Dant Crossing & Log Distillery: Kentucky's Disneyland of Bourbon

Tracey Teo

A vintage train carrying bourbon lovers rattles through the undulating knob hills of Nelson County, Kentucky, home to tiny Bardstown, known as the “Bourbon Capital of the World” because the town produces most of the world’s bourbon. It rolls past cattle grazing in verdant pastures and horses peeking at the interloping vehicle through wooden fences.

In the bar car, some sip Monk’s Road bourbon from elegant snifters, savoring smooth vanilla nuances between slow drags on fine cigars, while others relish the peppery bite of Monk’s Road rye whiskey. There’s a burgeoning sense of camaraderie amongst the group, united in their passion for “America’s native spirit.”

That’s what John Wallace “Wally” Dant III envisions for the next phase of Dant Crossing, the new 350-acre, bourbon-themed entertainment complex with Log Still Distillery at its heart. Think of it as the Disneyland of bourbon. A collaboration with the nearby Kentucky Railway Museum will help facilitate a 45-minute excursion through the pastoral setting where seven generations of Dants have distilled bourbon.

Dant is reviving the family’s bourbon legacy that began in 1836 when an ancestor distilled whiskey in a hollowed-out poplar log. The new distillery will sit on the site of the old operation that closed decades ago.

When it’s completed later this year, the $30 million complex will have a 22,000-square-foot events center, a farm-to-table restaurant called 47 and Poplar (47 is the old distillery number) and, of course, a craft distillery that can produce 15,000 barrels of bourbon annually.

An expansive tasting room with floor-to-ceiling windows showcases the bucolic view. Of course, bourbon must age, and since the Log Still has yet to produce its first barrel, the tasting room is stocked mostly with a line-up of debut products that don’t require aging: Monk’s Road Barrel-Finished Gin, Monk’s Road Dry Gin and Rattle and Snap Tennessee Whiskey.
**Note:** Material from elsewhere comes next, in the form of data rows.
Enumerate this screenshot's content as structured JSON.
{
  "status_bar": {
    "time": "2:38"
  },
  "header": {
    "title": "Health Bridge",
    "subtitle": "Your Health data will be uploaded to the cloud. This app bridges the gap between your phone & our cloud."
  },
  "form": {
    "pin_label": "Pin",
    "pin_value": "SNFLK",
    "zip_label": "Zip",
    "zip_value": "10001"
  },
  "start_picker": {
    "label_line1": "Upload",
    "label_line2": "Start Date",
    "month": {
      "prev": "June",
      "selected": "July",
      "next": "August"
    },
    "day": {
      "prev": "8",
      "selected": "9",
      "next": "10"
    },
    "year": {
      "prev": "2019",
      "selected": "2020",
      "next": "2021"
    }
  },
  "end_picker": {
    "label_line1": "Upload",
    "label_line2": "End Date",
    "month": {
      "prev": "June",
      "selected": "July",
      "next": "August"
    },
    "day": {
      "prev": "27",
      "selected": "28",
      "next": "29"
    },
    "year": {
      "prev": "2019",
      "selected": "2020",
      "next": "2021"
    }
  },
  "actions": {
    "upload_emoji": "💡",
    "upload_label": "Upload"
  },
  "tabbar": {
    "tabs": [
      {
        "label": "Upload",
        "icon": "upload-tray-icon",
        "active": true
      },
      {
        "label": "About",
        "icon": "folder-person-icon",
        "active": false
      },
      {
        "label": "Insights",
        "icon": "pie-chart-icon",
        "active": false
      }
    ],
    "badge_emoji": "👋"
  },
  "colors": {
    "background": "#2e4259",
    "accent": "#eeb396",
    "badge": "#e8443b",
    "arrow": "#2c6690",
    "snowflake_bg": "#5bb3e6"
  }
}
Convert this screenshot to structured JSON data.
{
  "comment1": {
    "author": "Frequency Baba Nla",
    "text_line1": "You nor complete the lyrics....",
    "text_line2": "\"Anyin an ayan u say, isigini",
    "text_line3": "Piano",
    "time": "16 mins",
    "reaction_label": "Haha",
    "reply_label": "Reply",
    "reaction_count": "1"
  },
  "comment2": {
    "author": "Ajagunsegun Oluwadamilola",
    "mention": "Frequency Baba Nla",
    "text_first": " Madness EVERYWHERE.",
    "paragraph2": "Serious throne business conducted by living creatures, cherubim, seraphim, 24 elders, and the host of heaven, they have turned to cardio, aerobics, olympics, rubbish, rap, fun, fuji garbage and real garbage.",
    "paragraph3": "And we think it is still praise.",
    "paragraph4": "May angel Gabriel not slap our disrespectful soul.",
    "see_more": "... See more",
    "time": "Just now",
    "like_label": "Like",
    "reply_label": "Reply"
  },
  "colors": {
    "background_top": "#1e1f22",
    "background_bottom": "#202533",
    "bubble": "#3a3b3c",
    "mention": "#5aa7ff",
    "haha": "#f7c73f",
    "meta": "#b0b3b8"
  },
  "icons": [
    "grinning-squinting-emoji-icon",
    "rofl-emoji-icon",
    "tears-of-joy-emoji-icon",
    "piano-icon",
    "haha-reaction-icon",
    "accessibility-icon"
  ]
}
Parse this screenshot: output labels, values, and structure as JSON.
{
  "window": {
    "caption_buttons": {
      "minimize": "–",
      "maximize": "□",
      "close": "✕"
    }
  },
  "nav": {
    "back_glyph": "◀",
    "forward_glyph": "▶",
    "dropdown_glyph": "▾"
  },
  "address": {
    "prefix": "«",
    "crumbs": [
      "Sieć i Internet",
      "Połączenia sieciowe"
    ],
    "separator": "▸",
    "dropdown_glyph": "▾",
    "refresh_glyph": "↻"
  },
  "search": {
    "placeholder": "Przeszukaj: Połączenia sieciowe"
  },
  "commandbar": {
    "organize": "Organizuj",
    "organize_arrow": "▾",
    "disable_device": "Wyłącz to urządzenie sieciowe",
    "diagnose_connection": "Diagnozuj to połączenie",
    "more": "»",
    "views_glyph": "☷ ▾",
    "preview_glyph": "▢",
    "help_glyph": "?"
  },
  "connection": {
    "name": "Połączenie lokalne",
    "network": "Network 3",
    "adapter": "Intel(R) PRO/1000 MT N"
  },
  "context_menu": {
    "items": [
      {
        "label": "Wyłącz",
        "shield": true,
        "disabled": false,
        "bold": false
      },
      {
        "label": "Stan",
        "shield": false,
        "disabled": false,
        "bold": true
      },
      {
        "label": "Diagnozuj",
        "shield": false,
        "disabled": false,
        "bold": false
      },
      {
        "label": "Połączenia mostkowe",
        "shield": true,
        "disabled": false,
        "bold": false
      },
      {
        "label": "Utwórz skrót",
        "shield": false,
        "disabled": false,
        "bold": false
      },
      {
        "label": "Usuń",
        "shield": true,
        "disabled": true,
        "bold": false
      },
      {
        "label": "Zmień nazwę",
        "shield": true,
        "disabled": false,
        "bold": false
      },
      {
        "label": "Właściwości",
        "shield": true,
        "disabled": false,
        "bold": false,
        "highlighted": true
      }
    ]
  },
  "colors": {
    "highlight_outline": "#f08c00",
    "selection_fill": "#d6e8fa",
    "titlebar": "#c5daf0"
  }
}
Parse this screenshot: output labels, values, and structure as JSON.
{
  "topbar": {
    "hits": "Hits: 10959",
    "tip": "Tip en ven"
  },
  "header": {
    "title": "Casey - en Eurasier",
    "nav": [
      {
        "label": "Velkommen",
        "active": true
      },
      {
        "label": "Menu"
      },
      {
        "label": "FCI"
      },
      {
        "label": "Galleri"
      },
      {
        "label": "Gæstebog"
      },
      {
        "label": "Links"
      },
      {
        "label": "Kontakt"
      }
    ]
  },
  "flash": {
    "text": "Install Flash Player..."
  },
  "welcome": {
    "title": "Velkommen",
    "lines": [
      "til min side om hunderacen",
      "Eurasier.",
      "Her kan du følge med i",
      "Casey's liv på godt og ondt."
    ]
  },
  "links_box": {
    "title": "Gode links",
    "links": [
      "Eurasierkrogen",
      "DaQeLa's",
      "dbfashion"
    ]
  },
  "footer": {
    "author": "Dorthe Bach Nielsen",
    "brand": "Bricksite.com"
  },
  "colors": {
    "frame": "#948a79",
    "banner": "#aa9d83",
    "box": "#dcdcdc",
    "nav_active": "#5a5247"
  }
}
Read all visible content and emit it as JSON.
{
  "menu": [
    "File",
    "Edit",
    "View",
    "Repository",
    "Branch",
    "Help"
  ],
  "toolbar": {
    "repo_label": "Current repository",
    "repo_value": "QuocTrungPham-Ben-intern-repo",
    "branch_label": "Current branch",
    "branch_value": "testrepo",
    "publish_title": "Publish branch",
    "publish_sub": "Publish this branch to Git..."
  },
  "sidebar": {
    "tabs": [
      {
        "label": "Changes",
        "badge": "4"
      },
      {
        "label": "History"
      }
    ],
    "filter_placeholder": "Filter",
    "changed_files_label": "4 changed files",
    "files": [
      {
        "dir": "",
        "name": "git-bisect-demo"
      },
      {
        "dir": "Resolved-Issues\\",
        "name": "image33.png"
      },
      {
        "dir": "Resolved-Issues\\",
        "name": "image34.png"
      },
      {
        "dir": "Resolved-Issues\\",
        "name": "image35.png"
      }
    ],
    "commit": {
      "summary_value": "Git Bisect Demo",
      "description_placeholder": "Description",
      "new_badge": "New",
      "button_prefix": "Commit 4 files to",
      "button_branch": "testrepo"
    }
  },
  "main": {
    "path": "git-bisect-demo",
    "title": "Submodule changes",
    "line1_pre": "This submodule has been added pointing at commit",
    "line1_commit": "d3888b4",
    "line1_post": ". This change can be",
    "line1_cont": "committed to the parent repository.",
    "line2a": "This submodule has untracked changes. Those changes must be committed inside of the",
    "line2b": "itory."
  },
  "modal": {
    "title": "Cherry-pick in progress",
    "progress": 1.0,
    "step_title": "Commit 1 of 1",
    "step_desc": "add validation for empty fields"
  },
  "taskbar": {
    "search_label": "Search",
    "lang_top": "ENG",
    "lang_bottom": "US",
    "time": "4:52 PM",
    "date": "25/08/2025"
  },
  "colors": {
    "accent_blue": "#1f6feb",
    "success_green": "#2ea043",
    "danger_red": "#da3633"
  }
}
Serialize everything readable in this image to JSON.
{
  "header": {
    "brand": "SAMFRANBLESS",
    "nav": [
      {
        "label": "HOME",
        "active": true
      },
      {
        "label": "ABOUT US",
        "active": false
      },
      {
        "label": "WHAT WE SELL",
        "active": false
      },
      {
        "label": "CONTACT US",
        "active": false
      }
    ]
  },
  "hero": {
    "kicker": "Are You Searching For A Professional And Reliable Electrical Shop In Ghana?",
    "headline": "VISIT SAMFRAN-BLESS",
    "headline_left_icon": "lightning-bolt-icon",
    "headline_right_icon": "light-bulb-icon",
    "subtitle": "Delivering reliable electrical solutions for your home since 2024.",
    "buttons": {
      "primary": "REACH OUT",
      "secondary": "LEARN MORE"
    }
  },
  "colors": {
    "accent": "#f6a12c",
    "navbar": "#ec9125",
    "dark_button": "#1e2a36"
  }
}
The exception is the 6-year-old Monk’s Road Fifth District Series bourbon that will be sourced from another local distillery until Log Still is complete.

Monk’s Road bourbon is named for the road that leads to the distillery from the Abbey of Gethsemani, the monastery that was home to the Trappist monk Thomas Merton.

The Amp at Dant Crossing, a 2,000-seat amphitheater, is gearing up to be one of the region’s top music venues. When it opened last summer, a star-studded lineup that included a sold-out Little Big Town show drew music lovers from far and wide. An equally exciting line-up is expected to take the stage this spring.

Nearby is the Homestead at Dant Crossing, a cozy five-bedroom bed and breakfast in a restored lakefront farmhouse that has been in the Dant family for generations.

Dant is often asked what inspired him to pursue his dream of Dant Crossing, and the answer is simple – the pull of family.“With Log Still Distillery and our Monk’s Road spirits, I get to honor my forefathers’ legacy, work alongside my cousins and build something to pass along to our children,” Dant said. “The destination we’re creating at Dant Crossing is so other families can come and make lasting memories together. At the end of the day, honoring the past, present and future generations is the reason for all of this.”


Distillery Tours Dant Crossing.
225 Dee Head Road New Haven, Kentucky

Heaven Hill Distillery.
1311 Gilkey Run Road Bardstown, Kentucky

Makers Mark.
3350 Burks Spring Road Loretto, Kentucky

Lux Row Distillers.
1 Lux Row Bardstown, Kentucky



Kentucky Railway Museum.
136 South Main Street
New Haven, Kentucky

The Homestead at Dant Crossing.
121 Dee Head Road
New Haven, Kentucky

Bardstown-Nelson County Tourist & Convention Commission.
1 Court Square
Bardstown, Kentucky